“Motive is not really the primary point right now,” Dearing said. “It’s more along the lines of what happened, how it transpired and making sure that who we believe to be the shooter is the shooter. Motive is what comes afterward for us if we can get it.”
Why is the motive for so many other crimes considered so important that it increases the penalty?
What diminishes the media curiosity about the motives for the complete erasure of two families in Grapevine, TX? Even though the shooter, Aziz Yasdanpanah, also killed himself in this case, the search for the reasons seems remarkably muted in media accounts.

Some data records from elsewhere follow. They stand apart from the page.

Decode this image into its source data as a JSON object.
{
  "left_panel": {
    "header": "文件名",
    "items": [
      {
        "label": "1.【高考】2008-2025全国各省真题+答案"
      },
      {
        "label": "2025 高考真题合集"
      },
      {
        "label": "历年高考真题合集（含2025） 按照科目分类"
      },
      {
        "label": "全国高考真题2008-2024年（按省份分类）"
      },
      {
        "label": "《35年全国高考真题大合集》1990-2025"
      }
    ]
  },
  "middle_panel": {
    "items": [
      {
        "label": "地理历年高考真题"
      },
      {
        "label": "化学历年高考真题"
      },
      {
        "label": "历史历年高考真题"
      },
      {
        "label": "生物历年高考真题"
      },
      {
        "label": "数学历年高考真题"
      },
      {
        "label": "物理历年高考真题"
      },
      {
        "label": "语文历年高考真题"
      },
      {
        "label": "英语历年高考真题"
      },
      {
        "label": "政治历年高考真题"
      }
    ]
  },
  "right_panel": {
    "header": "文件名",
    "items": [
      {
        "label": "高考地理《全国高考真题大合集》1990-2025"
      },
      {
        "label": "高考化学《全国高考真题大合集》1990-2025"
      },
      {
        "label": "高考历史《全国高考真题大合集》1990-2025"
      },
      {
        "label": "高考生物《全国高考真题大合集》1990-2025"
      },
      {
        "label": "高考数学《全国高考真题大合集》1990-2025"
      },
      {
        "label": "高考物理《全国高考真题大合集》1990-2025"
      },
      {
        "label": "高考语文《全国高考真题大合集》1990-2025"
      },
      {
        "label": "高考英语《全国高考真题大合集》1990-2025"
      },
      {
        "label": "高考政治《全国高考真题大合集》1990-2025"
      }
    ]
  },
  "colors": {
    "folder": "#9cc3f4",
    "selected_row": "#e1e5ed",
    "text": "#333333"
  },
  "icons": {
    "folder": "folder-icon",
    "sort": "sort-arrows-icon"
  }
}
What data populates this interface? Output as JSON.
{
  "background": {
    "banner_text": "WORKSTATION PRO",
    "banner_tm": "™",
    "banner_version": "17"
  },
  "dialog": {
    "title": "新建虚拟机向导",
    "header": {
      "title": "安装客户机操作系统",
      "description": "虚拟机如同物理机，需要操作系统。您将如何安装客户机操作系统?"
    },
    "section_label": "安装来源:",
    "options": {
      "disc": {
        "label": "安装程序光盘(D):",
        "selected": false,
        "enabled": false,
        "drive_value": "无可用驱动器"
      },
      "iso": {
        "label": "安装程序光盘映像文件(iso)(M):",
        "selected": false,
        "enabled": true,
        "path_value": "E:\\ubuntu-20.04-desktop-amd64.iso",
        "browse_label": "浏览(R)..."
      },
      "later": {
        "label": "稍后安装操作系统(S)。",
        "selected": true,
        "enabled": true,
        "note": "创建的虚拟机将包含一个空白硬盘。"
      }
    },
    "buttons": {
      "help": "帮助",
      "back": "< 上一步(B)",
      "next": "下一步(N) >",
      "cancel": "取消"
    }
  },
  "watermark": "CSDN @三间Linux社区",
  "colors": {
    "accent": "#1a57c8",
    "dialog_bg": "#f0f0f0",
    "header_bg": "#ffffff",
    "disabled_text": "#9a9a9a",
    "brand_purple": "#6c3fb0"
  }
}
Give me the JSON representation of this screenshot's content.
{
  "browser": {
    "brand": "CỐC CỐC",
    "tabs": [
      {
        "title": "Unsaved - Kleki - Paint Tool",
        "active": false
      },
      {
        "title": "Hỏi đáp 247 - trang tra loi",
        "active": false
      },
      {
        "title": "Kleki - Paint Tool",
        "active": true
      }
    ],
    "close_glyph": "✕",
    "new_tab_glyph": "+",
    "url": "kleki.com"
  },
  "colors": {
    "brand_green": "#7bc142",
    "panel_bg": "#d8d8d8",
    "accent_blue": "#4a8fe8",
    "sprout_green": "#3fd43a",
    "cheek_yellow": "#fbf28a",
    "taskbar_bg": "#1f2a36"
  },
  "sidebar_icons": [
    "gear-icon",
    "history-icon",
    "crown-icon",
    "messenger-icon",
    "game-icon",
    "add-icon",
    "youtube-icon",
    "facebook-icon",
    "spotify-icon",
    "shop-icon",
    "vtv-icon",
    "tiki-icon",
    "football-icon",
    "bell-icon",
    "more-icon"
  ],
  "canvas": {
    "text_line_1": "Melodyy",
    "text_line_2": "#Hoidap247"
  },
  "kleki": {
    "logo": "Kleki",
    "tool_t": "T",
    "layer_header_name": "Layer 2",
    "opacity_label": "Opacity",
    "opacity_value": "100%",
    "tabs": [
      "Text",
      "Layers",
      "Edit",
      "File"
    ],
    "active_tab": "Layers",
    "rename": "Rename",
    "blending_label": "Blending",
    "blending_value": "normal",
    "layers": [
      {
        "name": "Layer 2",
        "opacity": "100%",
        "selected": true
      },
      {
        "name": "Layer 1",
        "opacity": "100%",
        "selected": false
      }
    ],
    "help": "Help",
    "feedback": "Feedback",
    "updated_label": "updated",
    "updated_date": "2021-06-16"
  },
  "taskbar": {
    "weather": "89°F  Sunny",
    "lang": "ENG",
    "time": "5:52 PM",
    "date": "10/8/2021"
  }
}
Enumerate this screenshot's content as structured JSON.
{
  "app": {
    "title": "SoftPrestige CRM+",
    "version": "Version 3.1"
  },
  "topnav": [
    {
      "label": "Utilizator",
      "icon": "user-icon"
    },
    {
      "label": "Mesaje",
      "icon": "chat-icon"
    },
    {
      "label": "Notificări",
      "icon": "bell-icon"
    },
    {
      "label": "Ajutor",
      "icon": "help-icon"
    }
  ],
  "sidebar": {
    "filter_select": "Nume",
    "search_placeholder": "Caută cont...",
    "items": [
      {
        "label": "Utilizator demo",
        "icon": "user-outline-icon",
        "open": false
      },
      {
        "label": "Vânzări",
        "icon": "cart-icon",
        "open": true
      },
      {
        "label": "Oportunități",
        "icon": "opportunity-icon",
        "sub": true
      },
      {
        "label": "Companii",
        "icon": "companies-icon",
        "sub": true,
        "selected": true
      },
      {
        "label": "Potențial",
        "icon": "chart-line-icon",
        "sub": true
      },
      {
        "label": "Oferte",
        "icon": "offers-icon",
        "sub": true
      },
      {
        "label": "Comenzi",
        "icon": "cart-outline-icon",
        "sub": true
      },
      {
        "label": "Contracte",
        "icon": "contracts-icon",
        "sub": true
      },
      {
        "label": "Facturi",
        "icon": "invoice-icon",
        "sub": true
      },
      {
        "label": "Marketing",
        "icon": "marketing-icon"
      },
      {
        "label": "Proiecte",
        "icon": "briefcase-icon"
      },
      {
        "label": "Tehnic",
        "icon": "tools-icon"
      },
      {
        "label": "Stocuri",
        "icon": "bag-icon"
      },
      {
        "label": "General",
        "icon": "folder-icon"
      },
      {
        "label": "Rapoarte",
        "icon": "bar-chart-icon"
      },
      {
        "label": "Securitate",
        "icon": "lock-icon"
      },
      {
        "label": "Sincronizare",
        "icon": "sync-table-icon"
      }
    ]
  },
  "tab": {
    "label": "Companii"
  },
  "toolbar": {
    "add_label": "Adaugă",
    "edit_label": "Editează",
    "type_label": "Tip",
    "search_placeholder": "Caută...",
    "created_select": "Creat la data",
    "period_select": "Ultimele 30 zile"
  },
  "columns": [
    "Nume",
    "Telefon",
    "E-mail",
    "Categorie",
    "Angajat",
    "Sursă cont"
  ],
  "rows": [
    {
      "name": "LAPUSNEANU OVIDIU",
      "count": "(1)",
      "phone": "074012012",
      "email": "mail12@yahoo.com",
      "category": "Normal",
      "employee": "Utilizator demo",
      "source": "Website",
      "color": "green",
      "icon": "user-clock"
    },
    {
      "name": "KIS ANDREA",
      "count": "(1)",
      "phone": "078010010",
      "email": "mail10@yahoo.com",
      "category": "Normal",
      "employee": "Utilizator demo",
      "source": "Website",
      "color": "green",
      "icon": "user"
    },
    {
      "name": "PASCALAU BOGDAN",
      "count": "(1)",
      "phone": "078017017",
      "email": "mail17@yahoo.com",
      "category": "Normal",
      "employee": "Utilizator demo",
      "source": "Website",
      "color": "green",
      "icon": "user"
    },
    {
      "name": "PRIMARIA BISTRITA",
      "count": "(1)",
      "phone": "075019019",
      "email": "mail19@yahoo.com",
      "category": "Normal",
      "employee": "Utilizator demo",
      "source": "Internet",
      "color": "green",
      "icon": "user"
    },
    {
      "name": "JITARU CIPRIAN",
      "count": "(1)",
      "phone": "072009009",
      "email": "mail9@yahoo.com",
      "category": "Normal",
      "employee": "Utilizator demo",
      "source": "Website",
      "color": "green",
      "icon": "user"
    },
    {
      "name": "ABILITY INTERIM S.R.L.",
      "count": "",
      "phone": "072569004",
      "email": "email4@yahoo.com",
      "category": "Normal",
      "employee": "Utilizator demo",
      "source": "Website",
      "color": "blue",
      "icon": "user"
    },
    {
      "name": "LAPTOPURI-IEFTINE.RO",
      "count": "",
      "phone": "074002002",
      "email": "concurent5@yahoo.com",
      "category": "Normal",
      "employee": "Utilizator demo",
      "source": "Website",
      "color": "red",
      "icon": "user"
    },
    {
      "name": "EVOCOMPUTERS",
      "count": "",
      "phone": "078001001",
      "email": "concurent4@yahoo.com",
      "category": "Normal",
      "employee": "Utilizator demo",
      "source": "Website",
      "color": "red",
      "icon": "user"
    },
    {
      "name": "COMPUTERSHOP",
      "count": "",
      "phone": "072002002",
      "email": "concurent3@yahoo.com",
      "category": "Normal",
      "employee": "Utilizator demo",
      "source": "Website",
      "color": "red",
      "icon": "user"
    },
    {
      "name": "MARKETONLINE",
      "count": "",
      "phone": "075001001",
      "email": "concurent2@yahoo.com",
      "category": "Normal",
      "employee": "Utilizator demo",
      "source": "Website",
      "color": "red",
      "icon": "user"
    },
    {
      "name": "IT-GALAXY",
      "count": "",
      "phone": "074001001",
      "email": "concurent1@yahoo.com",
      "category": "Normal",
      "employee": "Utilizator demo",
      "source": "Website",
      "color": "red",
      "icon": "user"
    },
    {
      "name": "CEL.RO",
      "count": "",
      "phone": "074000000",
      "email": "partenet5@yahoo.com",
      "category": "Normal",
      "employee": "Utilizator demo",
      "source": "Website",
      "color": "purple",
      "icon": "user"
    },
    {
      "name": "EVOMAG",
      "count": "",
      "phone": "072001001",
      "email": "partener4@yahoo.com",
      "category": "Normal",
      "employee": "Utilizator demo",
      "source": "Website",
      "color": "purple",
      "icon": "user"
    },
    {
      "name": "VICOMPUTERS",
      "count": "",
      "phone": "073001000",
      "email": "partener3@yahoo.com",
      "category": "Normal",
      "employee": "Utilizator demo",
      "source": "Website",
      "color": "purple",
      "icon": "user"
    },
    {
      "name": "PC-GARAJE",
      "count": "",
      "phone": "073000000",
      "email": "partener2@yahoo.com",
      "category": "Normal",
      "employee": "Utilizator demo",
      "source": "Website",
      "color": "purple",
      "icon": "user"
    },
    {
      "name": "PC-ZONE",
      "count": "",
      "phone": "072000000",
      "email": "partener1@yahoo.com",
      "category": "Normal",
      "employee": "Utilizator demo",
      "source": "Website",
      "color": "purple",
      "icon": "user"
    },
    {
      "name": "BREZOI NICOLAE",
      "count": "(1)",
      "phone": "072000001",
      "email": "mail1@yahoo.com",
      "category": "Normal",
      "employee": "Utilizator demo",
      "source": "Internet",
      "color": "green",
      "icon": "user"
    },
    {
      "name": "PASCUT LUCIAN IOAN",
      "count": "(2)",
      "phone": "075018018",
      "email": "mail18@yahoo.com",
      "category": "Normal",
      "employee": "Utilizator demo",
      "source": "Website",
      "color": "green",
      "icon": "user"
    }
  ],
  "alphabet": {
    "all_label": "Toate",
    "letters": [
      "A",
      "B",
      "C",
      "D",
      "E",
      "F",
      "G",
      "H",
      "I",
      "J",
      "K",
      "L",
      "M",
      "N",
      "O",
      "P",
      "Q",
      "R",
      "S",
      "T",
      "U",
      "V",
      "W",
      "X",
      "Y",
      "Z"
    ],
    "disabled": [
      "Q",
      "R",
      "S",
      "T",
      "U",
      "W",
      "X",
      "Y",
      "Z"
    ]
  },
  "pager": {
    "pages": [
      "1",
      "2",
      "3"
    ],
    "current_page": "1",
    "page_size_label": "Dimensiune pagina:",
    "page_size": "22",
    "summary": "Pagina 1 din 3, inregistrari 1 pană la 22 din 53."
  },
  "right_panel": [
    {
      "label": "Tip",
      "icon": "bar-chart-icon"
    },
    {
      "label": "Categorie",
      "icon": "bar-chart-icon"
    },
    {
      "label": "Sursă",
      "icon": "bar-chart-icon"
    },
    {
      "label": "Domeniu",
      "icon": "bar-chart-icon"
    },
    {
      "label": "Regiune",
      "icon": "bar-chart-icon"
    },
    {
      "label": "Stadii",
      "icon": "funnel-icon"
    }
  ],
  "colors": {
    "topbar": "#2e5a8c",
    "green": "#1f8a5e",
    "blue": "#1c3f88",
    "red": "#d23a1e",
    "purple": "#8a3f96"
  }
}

Is it easier for this killing to be superficially attached to Christmas holiday stress, rather than problems in a Iranian family’s dynamics?